turnover, the amounts of sales tax collected by the dealer were not to be
included. But this amendment was to have effect only from April 1, 1951, and in
the proceeding in this appeal tax-liability for the assessment period ending
March 31, 1951 fell to be determined.
(1)  5 S. C. R. 517.
(2)  1 S. C. R. 64.
(3) L. R. 67 1. A. 222.
588 The exemption was therefore inoperative
in the computation of taxable turnover for the assessment year in question.
Counsel for the. respondents however
contended that the effect of the amendment w s merely to clarify what was
implicit in the content of the expression "turnover". By s. 2(k)
"turnover" means-insofar as the definition is relevant "the
aggregate amount for which goods are either bought by or sold by a dealer,
whether for cash or for deferred payment or other valuable consideration
"Turnover" being the aggregate amount for which goods are bought or sold,
and normally the aggregate amount would include such amount as the purchaser
pays to the dealer for the goods, the expression "aggregate amount for
which goods are . . . sold" within the meaning of "turnover" in
s. 2(k) would include the amount of sales-tax received by the dealer. There is
no provision in the Act which may' by implication suggest that from the
connotation of the expression 'turnover' the sales tax collected in the year of
assessment ending March 31, 1951 was to be excluded. Exclusion prescribed by cl.
(1) of r. 7(1) enacted with effect from April 1, 1951 is not clarificatory, but
prescribes an additional head in the computation of net turnover.
This Court in George Oaks (Private) Ltd. v.
State of Madras(1) in dealing with the question whether sales tax charged by
the dealer may be excluded within the meaning of the expression
"turnover" as used in the Madras General Sales-Tax Act, 1939,
"Under the definition of turnover the
aggregate amount for which goods are' bought or sold is taxable. This aggregate
amount "includes the tax as part of the price paid by the buyer. 'the
amount goes into the common till of the dealer till he pays the tax. It is
money which he keeps using for his business till he pays it over to Government.
Indeed, he may, turn it over again and again till he finally hands it to
Government.

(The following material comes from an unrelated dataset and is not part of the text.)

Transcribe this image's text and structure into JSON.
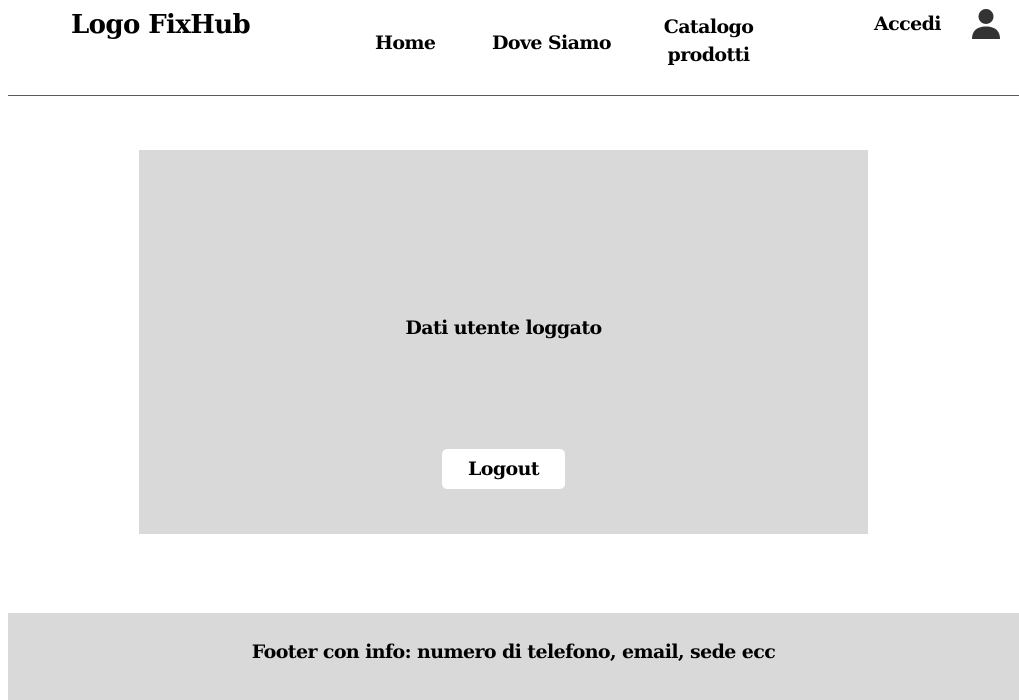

There is thus nothing anamolous in the law treating it as part of
the amount on which tax must be paid by him. This conception of a turnover is
not new. It is found in England and America and there is no reason to think
that when the legislatures in India defined turnover' to include tax also, they
were striking out into something quite unknown and unheard of before."
Counsel for the respondents contended that these observations made in interpreting
the terms of the Madras General Sales tax (Definition of Turnover and
Validation of Assessments) Act, 1954, have no bearing on the interpretation of
the expression "turnover"' as in the Travancore-Cochin General Sales
tax Act. But the (1)  2 S.C.R. 570 : A.I.R. 1962 S. C. 1037.
589 observations made by the Court were not
made in the context of any special statute.
There was in the Travancore-Cochin General
Sales-tax Act at the material time no express provision which obliged the
taxing authority to exclude from the computation of taxable turnover the amount
of sales-tax collected by the dealer.
The argument of counsel for the respondents
that the taxing authority has infringed a prohibition imposed upon him has
therefore no substance.
The appeal is therefore allowed and the suit
There will be no order as to costs